Or perhaps you are grabbing ice cream with your kids, and you’ve got your phone on the side of the table. As they’re talking about their recent math test or classmate drama, you get an alert on your phone. Their eyes and attention drift to phone, breaking contact with you and their story, before eventually coming back. The interruption was brief, but long enough for them to miss your head nodding, genuine laughter, and follow-up question.
Luckily, there is a pretty simple trick to fix for this. Put your phone away. Not to the side, not on silent, but away. Out of sight, out of reach…away, away, away. When my husband and I are out to dinner, I’ve trained myself to put my phone in my purse, out of sight. When I’m grabbing a drink with a friend, my phone stays in my purse, the whole time. This way, the person, the conversation, and more importantly, our connection, have my full attention.
Of course, there are some exceptions, and if it’s an absolute necessity or emergency, please use your judgement. In these cases, if you have to have your phone out, do so thoughtfully, communicating your intent, as well as the possible impact, to the person you’re connecting with.
Having our phones out 24/7 may be easy, but it’s not always healthy or helpful especially when it comes to relationships. So let’s agree to put our phones away in conversations, giving our relationships and conversations the attention they deserve.

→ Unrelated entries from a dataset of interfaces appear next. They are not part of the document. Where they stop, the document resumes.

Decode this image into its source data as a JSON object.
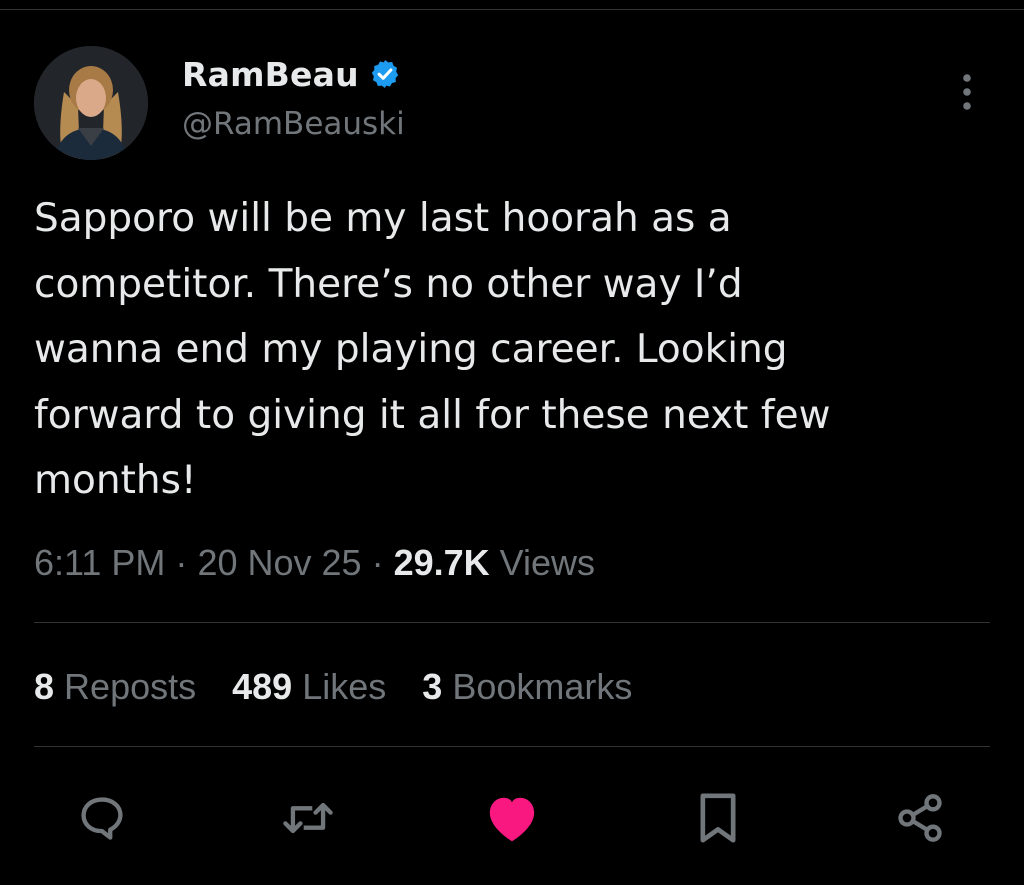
{
  "author": {
    "display_name": "RamBeau",
    "handle": "@RamBeauski",
    "verified": true,
    "avatar_icon": "profile-photo"
  },
  "tweet": {
    "text": "Sapporo will be my last hoorah as a\ncompetitor. There’s no other way I’d\nwanna end my playing career. Looking\nforward to giving it all for these next few\nmonths!",
    "time": "6:11 PM",
    "date": "20 Nov 25",
    "separator": "·",
    "views_count": "29.7K",
    "views_label": "Views"
  },
  "stats": {
    "reposts_count": "8",
    "reposts_label": "Reposts",
    "likes_count": "489",
    "likes_label": "Likes",
    "bookmarks_count": "3",
    "bookmarks_label": "Bookmarks"
  },
  "actions": {
    "reply_icon": "speech-bubble-icon",
    "repost_icon": "repost-arrows-icon",
    "like_icon": "heart-icon",
    "bookmark_icon": "bookmark-icon",
    "share_icon": "share-nodes-icon"
  },
  "colors": {
    "background": "#000000",
    "text_primary": "#e7e9ea",
    "text_secondary": "#71767b",
    "verified_blue": "#1d9bf0",
    "like_pink": "#f91880",
    "divider": "#2f3336"
  }
}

Want another helpful tip for your relationships? Check out this post.